[Component data from apps and pages]

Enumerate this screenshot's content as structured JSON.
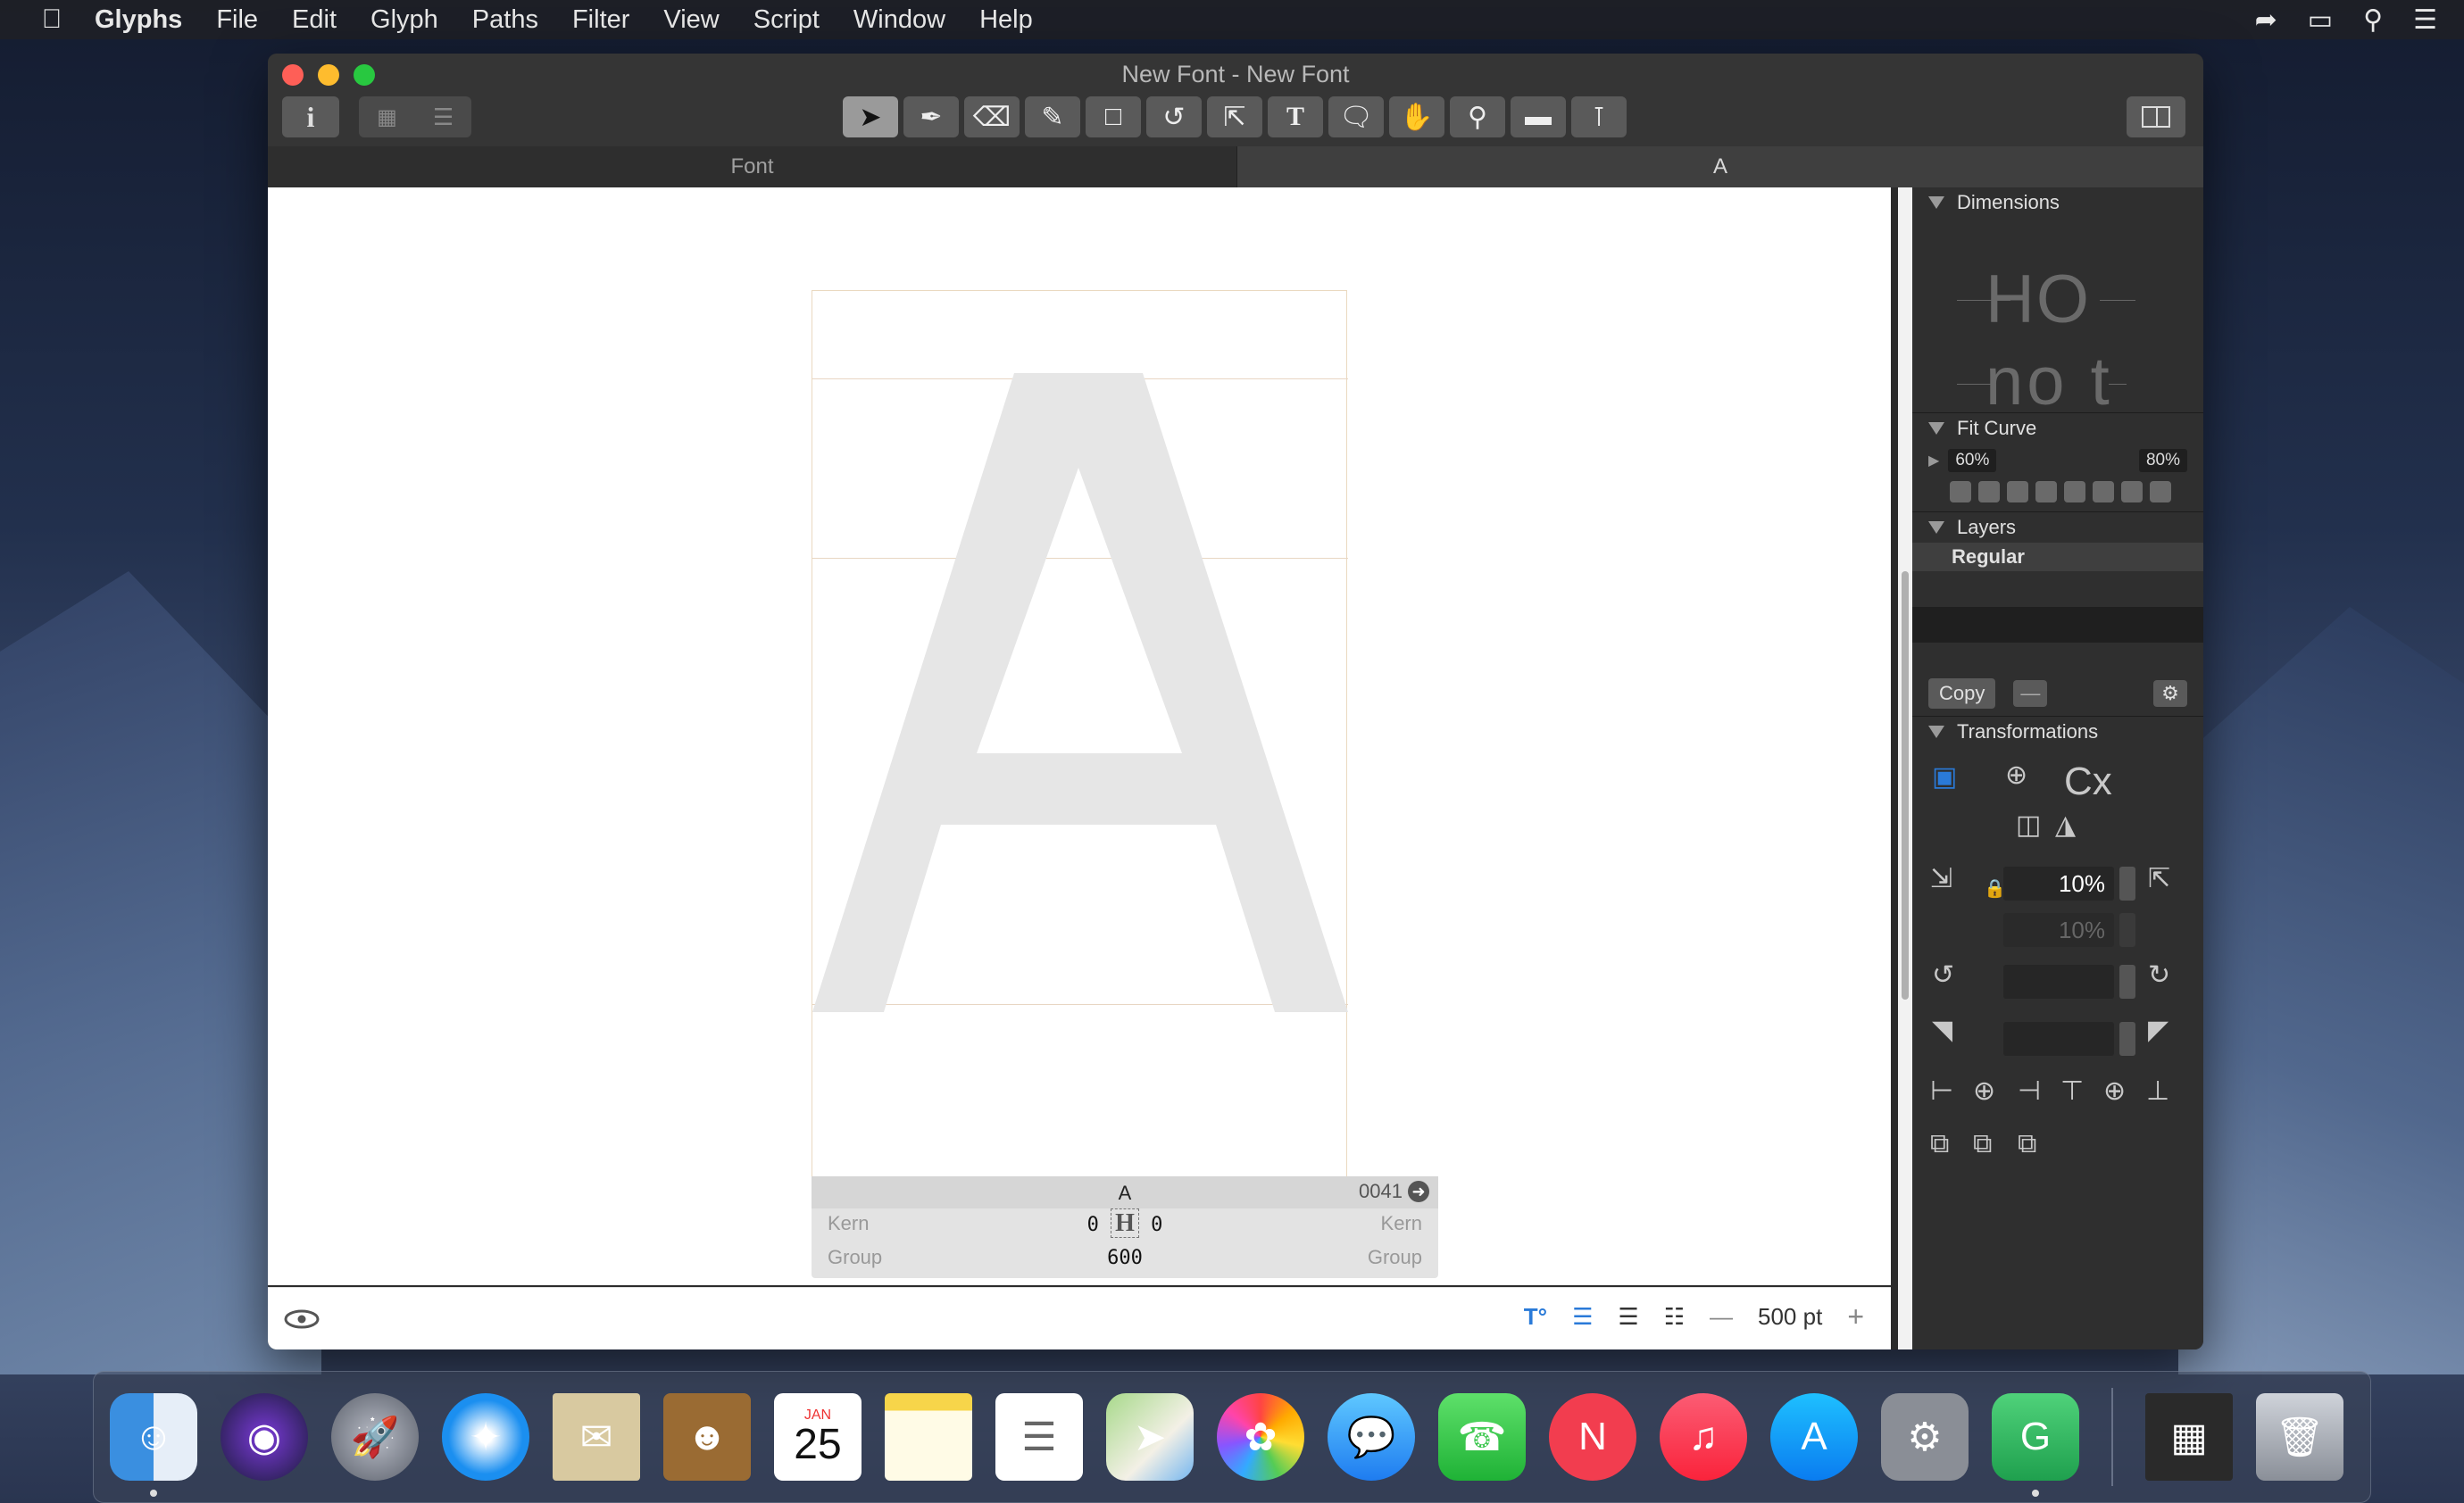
{
  "menubar": {
    "app": "Glyphs",
    "items": [
      "File",
      "Edit",
      "Glyph",
      "Paths",
      "Filter",
      "View",
      "Script",
      "Window",
      "Help"
    ]
  },
  "window": {
    "title": "New Font - New Font",
    "tabs": [
      {
        "label": "Font"
      },
      {
        "label": "A"
      }
    ]
  },
  "toolbar": {
    "info_label": "i",
    "text_tool": "T"
  },
  "canvas": {
    "glyph_char": "A",
    "info": {
      "glyph_name": "A",
      "unicode": "0041",
      "kern_left_label": "Kern",
      "kern_right_label": "Kern",
      "group_left_label": "Group",
      "group_right_label": "Group",
      "lsb": "0",
      "rsb": "0",
      "width": "600"
    }
  },
  "bottom": {
    "font_size": "500 pt",
    "minus": "—",
    "plus": "+"
  },
  "panel": {
    "dimensions_label": "Dimensions",
    "dim_preview_1": "HO",
    "dim_preview_2": "no t",
    "fit_curve_label": "Fit Curve",
    "fit_min": "60%",
    "fit_max": "80%",
    "layers_label": "Layers",
    "layer_name": "Regular",
    "copy_label": "Copy",
    "transformations_label": "Transformations",
    "scale_x": "10%",
    "scale_y": "10%",
    "rotate": "",
    "slant": ""
  },
  "dock": {
    "calendar_month": "JAN",
    "calendar_day": "25"
  }
}
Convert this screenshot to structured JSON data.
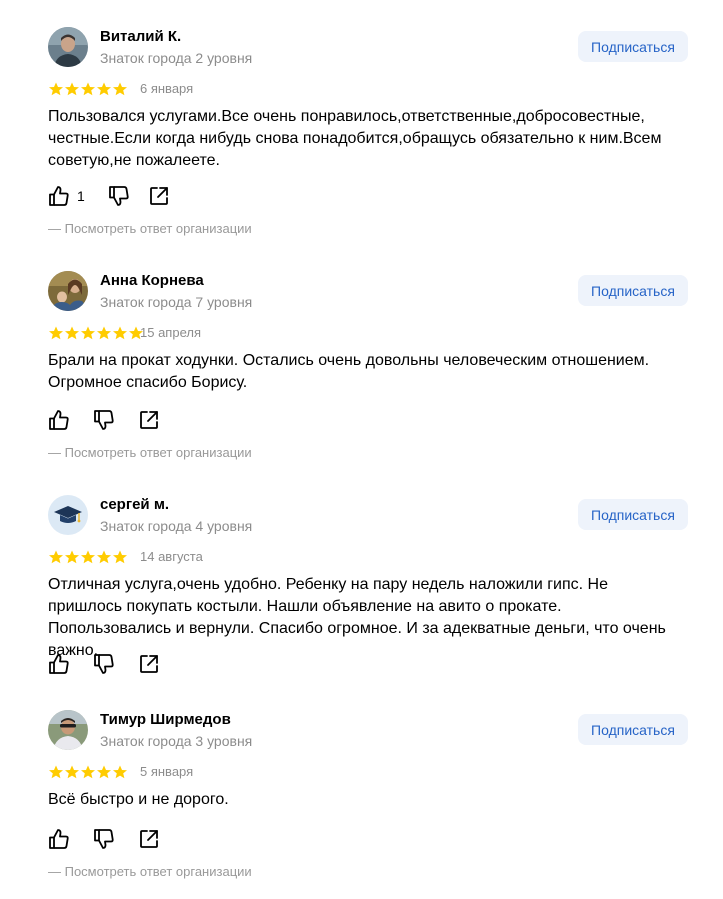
{
  "subscribe_label": "Подписаться",
  "answer_link_label": "—   Посмотреть ответ организации",
  "rating_color": "#fc0",
  "reviews": [
    {
      "author": "Виталий К.",
      "level": "Знаток города 2 уровня",
      "date": "6 января",
      "rating": 5,
      "text": "Пользовался услугами.Все очень понравилось,ответственные,добросовестные, честные.Если когда нибудь снова понадобится,обращусь обязательно к ним.Всем советую,не пожалеете.",
      "likes": "1",
      "has_answer": true
    },
    {
      "author": "Анна Корнева",
      "level": "Знаток города 7 уровня",
      "date": "15 апреля",
      "rating": 5,
      "text": "Брали на прокат ходунки. Остались очень довольны человеческим отношением. Огромное спасибо Борису.",
      "likes": "",
      "has_answer": true
    },
    {
      "author": "сергей м.",
      "level": "Знаток города 4 уровня",
      "date": "14 августа",
      "rating": 5,
      "text": "Отличная услуга,очень удобно. Ребенку на пару недель наложили гипс. Не пришлось покупать костыли. Нашли объявление на авито о прокате. Попользовались и вернули. Спасибо огромное. И за адекватные деньги, что очень важно.",
      "likes": "",
      "has_answer": false
    },
    {
      "author": "Тимур Ширмедов",
      "level": "Знаток города 3 уровня",
      "date": "5 января",
      "rating": 5,
      "text": "Всё быстро и не дорого.",
      "likes": "",
      "has_answer": true
    }
  ]
}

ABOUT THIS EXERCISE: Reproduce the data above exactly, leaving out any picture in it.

ANSWER SECTION:
Enumerate this screenshot's content as structured JSON.
{
  "menubar": {
    "app": "Glyphs",
    "items": [
      "File",
      "Edit",
      "Glyph",
      "Paths",
      "Filter",
      "View",
      "Script",
      "Window",
      "Help"
    ]
  },
  "window": {
    "title": "New Font - New Font",
    "tabs": [
      {
        "label": "Font"
      },
      {
        "label": "A"
      }
    ]
  },
  "toolbar": {
    "info_label": "i",
    "text_tool": "T"
  },
  "canvas": {
    "glyph_char": "A",
    "info": {
      "glyph_name": "A",
      "unicode": "0041",
      "kern_left_label": "Kern",
      "kern_right_label": "Kern",
      "group_left_label": "Group",
      "group_right_label": "Group",
      "lsb": "0",
      "rsb": "0",
      "width": "600"
    }
  },
  "bottom": {
    "font_size": "500 pt",
    "minus": "—",
    "plus": "+"
  },
  "panel": {
    "dimensions_label": "Dimensions",
    "dim_preview_1": "HO",
    "dim_preview_2": "no t",
    "fit_curve_label": "Fit Curve",
    "fit_min": "60%",
    "fit_max": "80%",
    "layers_label": "Layers",
    "layer_name": "Regular",
    "copy_label": "Copy",
    "transformations_label": "Transformations",
    "scale_x": "10%",
    "scale_y": "10%",
    "rotate": "",
    "slant": ""
  },
  "dock": {
    "calendar_month": "JAN",
    "calendar_day": "25"
  }
}
Convert this screenshot to structured JSON data.
{
  "subscribe_label": "Подписаться",
  "answer_link_label": "—   Посмотреть ответ организации",
  "rating_color": "#fc0",
  "reviews": [
    {
      "author": "Виталий К.",
      "level": "Знаток города 2 уровня",
      "date": "6 января",
      "rating": 5,
      "text": "Пользовался услугами.Все очень понравилось,ответственные,добросовестные, честные.Если когда нибудь снова понадобится,обращусь обязательно к ним.Всем советую,не пожалеете.",
      "likes": "1",
      "has_answer": true
    },
    {
      "author": "Анна Корнева",
      "level": "Знаток города 7 уровня",
      "date": "15 апреля",
      "rating": 5,
      "text": "Брали на прокат ходунки. Остались очень довольны человеческим отношением. Огромное спасибо Борису.",
      "likes": "",
      "has_answer": true
    },
    {
      "author": "сергей м.",
      "level": "Знаток города 4 уровня",
      "date": "14 августа",
      "rating": 5,
      "text": "Отличная услуга,очень удобно. Ребенку на пару недель наложили гипс. Не пришлось покупать костыли. Нашли объявление на авито о прокате. Попользовались и вернули. Спасибо огромное. И за адекватные деньги, что очень важно.",
      "likes": "",
      "has_answer": false
    },
    {
      "author": "Тимур Ширмедов",
      "level": "Знаток города 3 уровня",
      "date": "5 января",
      "rating": 5,
      "text": "Всё быстро и не дорого.",
      "likes": "",
      "has_answer": true
    }
  ]
}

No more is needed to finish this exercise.